You can initiate your trip with spoken voice commands to Siri when you're ready to get underway. You can do this while the Maps app is open, or simply invoke Siri from anywhere and begin your trip setup. Of course, you can also set up your trip manually from the Maps app or tap in an address from most apps, emails and other sources of addresses.

Voice initiation of a trip via Siri is a significant plus for this navigation package. Voice is notoriously difficult to integrate into GPS, often relying on cumbersome set commands, and Siri is significantly more adept than any previous voice input for GPS. Ask Siri for a restaurant or any other destination in a clear voice and there's a good chance you'll locate what you want. Next, simply ask Siri for "directions" and she will open the Maps app turn-by-turn directions feature for you.

On-the-road Functionality, Traffic and More

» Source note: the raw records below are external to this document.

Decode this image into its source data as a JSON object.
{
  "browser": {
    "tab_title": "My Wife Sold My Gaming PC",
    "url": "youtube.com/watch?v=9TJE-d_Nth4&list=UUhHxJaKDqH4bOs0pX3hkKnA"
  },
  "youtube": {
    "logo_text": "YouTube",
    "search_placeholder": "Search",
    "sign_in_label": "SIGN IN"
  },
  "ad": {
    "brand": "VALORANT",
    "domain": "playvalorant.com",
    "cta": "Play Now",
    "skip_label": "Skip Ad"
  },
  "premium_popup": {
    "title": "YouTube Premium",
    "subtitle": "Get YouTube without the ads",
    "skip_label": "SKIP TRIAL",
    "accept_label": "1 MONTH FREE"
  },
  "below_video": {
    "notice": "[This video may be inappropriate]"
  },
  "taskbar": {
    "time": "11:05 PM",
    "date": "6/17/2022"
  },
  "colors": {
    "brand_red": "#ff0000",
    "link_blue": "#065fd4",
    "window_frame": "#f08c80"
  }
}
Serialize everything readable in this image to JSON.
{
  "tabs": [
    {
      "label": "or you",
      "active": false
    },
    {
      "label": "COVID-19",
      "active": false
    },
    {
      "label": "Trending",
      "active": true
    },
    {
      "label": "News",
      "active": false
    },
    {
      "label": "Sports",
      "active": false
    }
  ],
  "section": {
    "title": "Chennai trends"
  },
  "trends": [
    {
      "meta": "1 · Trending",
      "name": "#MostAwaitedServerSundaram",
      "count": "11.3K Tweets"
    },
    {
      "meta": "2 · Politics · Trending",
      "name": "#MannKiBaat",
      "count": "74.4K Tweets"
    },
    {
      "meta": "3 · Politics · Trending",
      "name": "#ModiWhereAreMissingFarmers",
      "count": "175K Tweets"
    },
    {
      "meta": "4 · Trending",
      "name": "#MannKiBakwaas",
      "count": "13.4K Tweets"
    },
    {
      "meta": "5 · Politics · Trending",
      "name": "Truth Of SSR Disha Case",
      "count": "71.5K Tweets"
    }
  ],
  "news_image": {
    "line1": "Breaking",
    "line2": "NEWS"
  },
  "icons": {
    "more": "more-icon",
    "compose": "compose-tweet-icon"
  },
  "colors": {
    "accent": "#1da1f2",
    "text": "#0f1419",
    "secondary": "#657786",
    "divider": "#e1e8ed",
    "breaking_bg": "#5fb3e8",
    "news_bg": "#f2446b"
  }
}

This brings us to the turn-by-turn interface itself. The turn-by-turn map automatically adopts a portrait or landscape mode, depending on how you orient the iPhone. I prefer landscape mode for driving, and I strongly recommend using a charging car mount when using an iPhone for driving directions.

The driving interface can best be described as simple and stripped-down. There are positives and negatives to that. The iPhone 5 screen is on the small side compared to the larger-screen GPS devices now on the market, so there's little room for multi-mode information widgets you can see from behind the wheel. Directions are presented to you via a large green area that looks like a road sign, including the name of the street of your next turn and the distance.

You'll also hear the spoken-street-name directions. Voice guidance is another reason to use the iPhone with a car mount because it amplifies the phone's sound so you can hear it clearly.

Once you're underway, the instructions should seem familiar if you have any experience with using a GPS for driving. What you might miss with this older Maps app's simplified interface are conveniences like your current speed compared to the speed limit, an estimated time of arrival, and time-to-destination display areas. You can check your ETA and time and distance remaining by tapping the screen while in directions mode, however.

The information will appear at the top of the screen, although it will be too small to be visible from behind the wheel. You can also select the complete route overview from the top-screen bar, or the turn-by-turn street list from an icon at the bottom left of the screen. This Maps app lacks detailed lane guidance, which shows you which lane you should be in as much as a mile before your turn. 

Traffic, Construction and Accident Warnings

Traffic detection and avoidance has evolved from a pricey extra in GPS systems to an expected perk. With a completely connected device such as the iPhone and technical help from TomTom, which pioneered real-time traffic avoidance, Apple had the opportunity to provide top-quality traffic features with the iPhone 5. Apple delivered in a limited way, accurately showing delays on the map and within route overviews with a dotted red line. It shows construction areas, complete with a description of what's going on if you tap on the icon, as well as accident delays and important information such as road and ramp closures.

Maps App and Other Apps

One advantage to using Apple's Maps app for turn-by-turn directions is its relatively good inter-app operability. You can exit to any other app on the phone while you're in turn-by-turn mode and a green "touch to return to navigation" bar will appear at the top of the screen. When you're in Apple's Contacts app, tap on an address to see the destination on the map, then simply touch a little car icon to switch to turn-by-turn driving directions mode. It's also easy to clear a current session to start over or to move on to other tasks, something that's not always easy with all GPS devices. 

On the Road

The Maps app issues clear, spoken directions, and the next-turn information is relatively easy to see when the iPhone is mounted on a windshield mount. It gives adequate advance notice for turns and off-ramps. You might get some brief, odd directions during re-routing that refer to the last turn, even if you're well past the road described. The app will eventually correct itself.